__WORK ITEM__
Take each line of the records below that contains the string "filter" and copy it.

═════ MATERIAL FOR THIS EXERCISE ═════

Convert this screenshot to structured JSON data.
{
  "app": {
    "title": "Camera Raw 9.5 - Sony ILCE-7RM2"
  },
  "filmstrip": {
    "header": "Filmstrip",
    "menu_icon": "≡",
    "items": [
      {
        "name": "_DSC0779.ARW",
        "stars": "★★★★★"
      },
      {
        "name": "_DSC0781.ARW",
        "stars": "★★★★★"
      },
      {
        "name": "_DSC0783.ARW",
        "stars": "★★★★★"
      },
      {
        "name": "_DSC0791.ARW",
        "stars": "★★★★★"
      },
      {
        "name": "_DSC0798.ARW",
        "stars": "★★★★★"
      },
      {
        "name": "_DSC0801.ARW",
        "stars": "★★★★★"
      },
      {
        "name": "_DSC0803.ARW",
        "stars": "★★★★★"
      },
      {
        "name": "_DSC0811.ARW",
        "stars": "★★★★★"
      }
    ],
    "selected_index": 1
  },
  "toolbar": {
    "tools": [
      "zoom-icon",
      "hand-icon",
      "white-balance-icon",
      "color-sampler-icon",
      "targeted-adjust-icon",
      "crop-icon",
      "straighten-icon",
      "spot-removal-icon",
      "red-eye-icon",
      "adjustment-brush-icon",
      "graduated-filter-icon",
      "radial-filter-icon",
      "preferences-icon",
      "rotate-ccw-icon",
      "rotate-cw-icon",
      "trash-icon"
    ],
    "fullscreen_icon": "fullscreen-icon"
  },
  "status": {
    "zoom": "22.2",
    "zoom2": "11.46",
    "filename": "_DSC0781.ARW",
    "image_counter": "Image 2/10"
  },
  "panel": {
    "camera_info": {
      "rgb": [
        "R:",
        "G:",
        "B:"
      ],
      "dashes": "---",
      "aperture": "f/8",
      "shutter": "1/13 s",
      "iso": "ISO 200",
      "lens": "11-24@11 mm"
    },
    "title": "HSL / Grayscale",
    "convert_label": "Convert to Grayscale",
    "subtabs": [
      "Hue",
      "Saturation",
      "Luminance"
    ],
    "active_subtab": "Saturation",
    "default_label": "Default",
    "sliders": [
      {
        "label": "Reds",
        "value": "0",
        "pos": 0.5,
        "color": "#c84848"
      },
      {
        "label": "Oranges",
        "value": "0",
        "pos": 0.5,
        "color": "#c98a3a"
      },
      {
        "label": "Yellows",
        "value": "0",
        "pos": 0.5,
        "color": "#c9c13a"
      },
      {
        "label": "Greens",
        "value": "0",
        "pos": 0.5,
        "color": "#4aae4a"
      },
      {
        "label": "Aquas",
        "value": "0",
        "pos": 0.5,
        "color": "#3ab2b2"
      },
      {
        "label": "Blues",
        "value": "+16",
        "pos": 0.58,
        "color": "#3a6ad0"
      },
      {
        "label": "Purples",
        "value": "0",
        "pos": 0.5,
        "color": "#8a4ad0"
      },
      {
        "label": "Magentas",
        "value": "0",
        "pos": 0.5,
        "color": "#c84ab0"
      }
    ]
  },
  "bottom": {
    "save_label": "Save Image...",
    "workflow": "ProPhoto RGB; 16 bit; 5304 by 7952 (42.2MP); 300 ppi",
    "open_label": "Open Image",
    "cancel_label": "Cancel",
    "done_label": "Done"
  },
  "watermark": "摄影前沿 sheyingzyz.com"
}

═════

__ANSWER TO THE PROBLEM__
      "graduated-filter-icon",
      "radial-filter-icon",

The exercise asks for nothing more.